“We have closed every avenue by which light may enter their minds.  If we could only destroy their ability to see the light, then our work would be complete.”

 (Henry Berry, Virginia House of Representatives, Browder, 1996)

These were the sentiments and beliefs about enslaved Africans that prevailed in the 19th century and some believe, exist today in the minds of many decision makers hence the reason why today’s schools are what they are. Woodlawn Community School takes this statement very seriously because we believe there are people who have these same sentiments about educating people of color, particularly, children of African descent. The plight of the urban American schools has been documented by numerous writers and researchers, Hilliard, Akbar, Kozol, Gatto, and many more.

In view of the above, we dare to ask: What is the purpose of schooling today? More specifically, what ought to be the purpose of education for people of African descent globally? Many of our children Kozol suggests “have no feeling of belonging to America” because they have “tuned the schools out.”

Dr. DuBois has suggested that: “Education must not only teach work. Education must teach life.” We subscribe to that concept for school must indeed teach life. We are teaching life through the Virtues of Ma’at and the Nguzo Saba.

We believe that a truly educated African American should not only know the prescribed “core curriculum,” but must also have a clear understanding of self as a human being as manifested in the virtues of Ma’at. This person must fully understand and appreciate our ancestors’ contributions to the world’s civilization and cultures. Such a person will also subscribe to the Nguzo Saba, Odu Ifa, SBA and all other concepts that go to make life a fulfilling experience. This must not be construed to mean the exclusion of enlightened Western (Eurocentric) education but rather, an important addition to the global knowledge base. As Kwame Nkrumah noted: 
“We have made our contribution to the fund of human knowledge by extending the frontiers of art, culture and spiritual values.”

For us to have “a truly educated African American, we have to change the way we teach. We have to redefine “teaching.” At Woodlawn we view teaching metaphorically as sculpting, where, “by subtraction of irrelevant or excess material, an image already locked in the stone is enabled to emerge.” Teachers at Woodlawn have an obligation to unlock the genius which is natural to all children. They understand that their responsibilities include “enlarging our children’s power and not to diminish it.”

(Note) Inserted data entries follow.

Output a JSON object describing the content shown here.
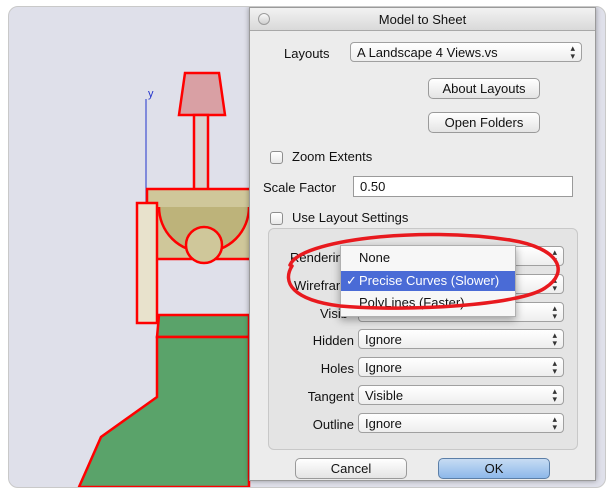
{
  "dialog": {
    "title": "Model to Sheet",
    "layouts_label": "Layouts",
    "layouts_value": "A Landscape 4 Views.vs",
    "about_layouts": "About Layouts",
    "open_folders": "Open Folders",
    "zoom_extents": "Zoom Extents",
    "scale_factor_label": "Scale Factor",
    "scale_factor_value": "0.50",
    "use_layout_settings": "Use Layout Settings",
    "rows": {
      "rendering_label": "Renderin",
      "wireframe_label": "Wirefran",
      "visible_label": "Visib",
      "hidden_label": "Hidden",
      "hidden_value": "Ignore",
      "holes_label": "Holes",
      "holes_value": "Ignore",
      "tangent_label": "Tangent",
      "tangent_value": "Visible",
      "outline_label": "Outline",
      "outline_value": "Ignore"
    },
    "menu": {
      "items": [
        "None",
        "Precise Curves (Slower)",
        "PolyLines (Faster)"
      ],
      "selected_mark": "✓"
    },
    "cancel": "Cancel",
    "ok": "OK"
  },
  "cad": {
    "axis_label": "y"
  },
  "colors": {
    "highlight_circle": "#e8191e",
    "model_outline": "#ff0000",
    "model_green": "#5aa36a",
    "selection": "#4a6bd6"
  }
}
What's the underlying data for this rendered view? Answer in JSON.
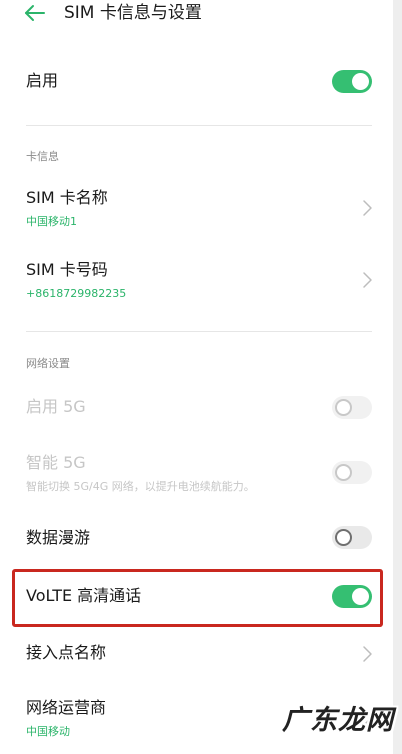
{
  "header": {
    "title": "SIM 卡信息与设置",
    "back_icon": "arrow-left-icon"
  },
  "colors": {
    "accent": "#35bf72",
    "subtext_green": "#2bb46a",
    "highlight_red": "#c9281f",
    "disabled_text": "#c6c6c6"
  },
  "enable_row": {
    "label": "启用",
    "toggle_on": true
  },
  "card_info": {
    "section_label": "卡信息",
    "sim_name": {
      "label": "SIM 卡名称",
      "value": "中国移动1"
    },
    "sim_number": {
      "label": "SIM 卡号码",
      "value": "+8618729982235"
    }
  },
  "network": {
    "section_label": "网络设置",
    "enable_5g": {
      "label": "启用 5G",
      "toggle_on": false,
      "disabled": true
    },
    "smart_5g": {
      "label": "智能 5G",
      "description": "智能切换 5G/4G 网络，以提升电池续航能力。",
      "toggle_on": false,
      "disabled": true
    },
    "data_roaming": {
      "label": "数据漫游",
      "toggle_on": false
    },
    "volte": {
      "label": "VoLTE 高清通话",
      "toggle_on": true
    },
    "apn": {
      "label": "接入点名称"
    },
    "carrier": {
      "label": "网络运营商",
      "value": "中国移动"
    }
  },
  "watermark": {
    "text": "广东龙网"
  }
}
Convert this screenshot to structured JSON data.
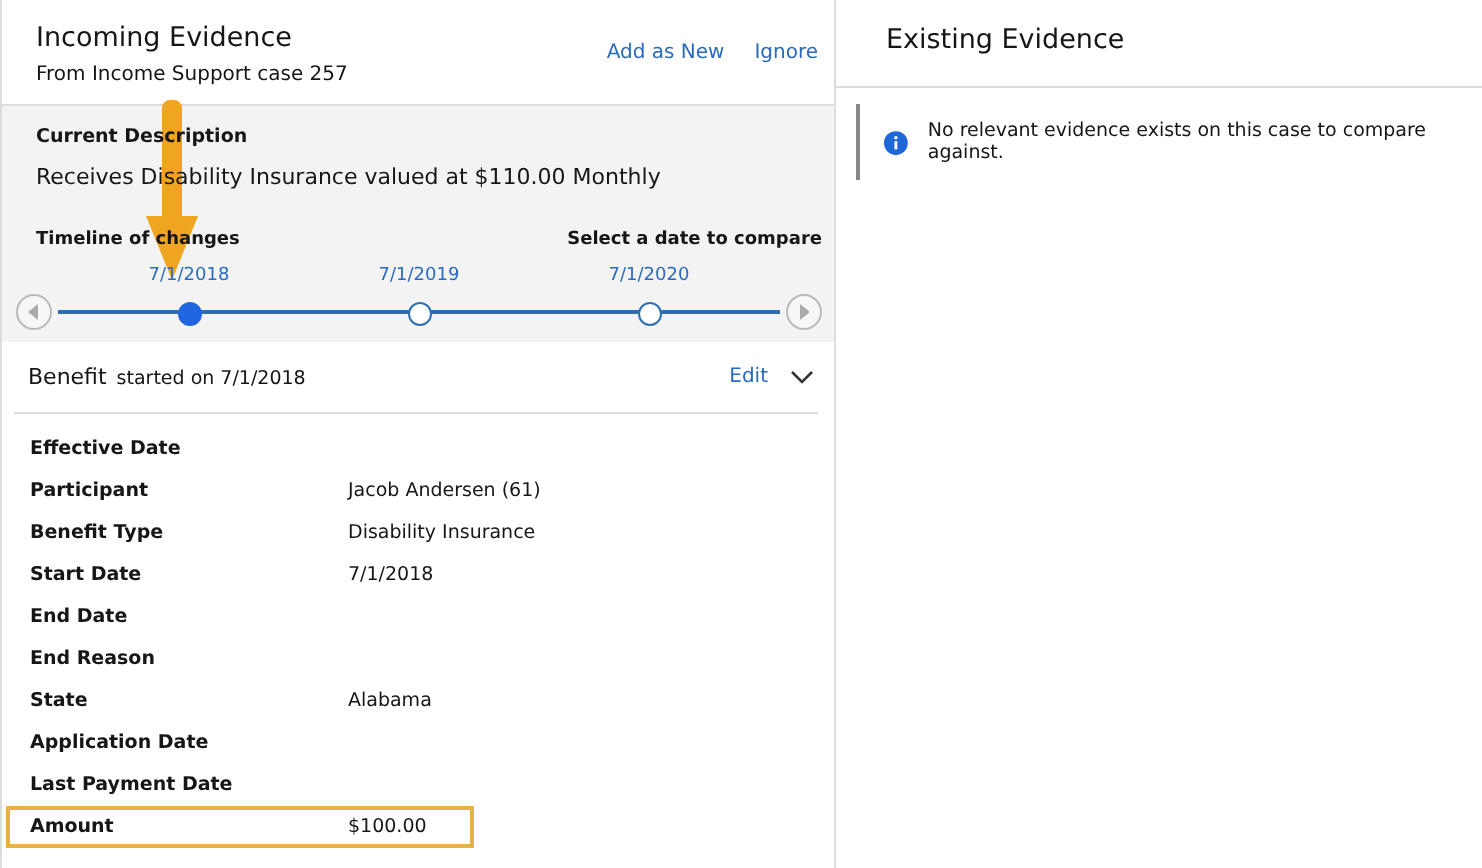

As educators, we understand that meaning and not disconnected facts are what we human beings need and constantly seek in order to make sense of our world. We therefore, educate our children about the natural order of the universe and their personal mission in it. We educate them to understand that they are important in the scheme of the universe – that they have a right to be here – that their presence is in perfect harmony with the universe and that their actions must justify and illuminate the past, the present, as well as the future.

This places additional responsibility on educators of African-American children for, teachers who have “no sense of where African people are in the world, and no sense of African culture will be limited in their ability to understand their students. Such teachers see the history of the students in mere episodic terms and are unable to place students in proper context. This results in varying degrees of alienation of students from school experiences; the impairment of communication, a reduction in motivation and effort, and low achievement.” 

Our goal at Woodlawn is to change course by making our teachers, students and parents, conscious of the problem in order to effectively combat it. In other words, for us to change our present condition as a people, we must decolonize our minds. To reach our fullest potential mentally, physically and spiritually, as African people, we must wake up and take on the lifetime responsibility to unlearn and critically examine what we know. As Ayi Kwei Armah rightly put it, “…whoever wants to be a healer must first take leave of the world he’s grown up in before his mind is freed for learning.” We at Woodlawn Community School, believing that education is about truth, will continue to do just that. Hotep!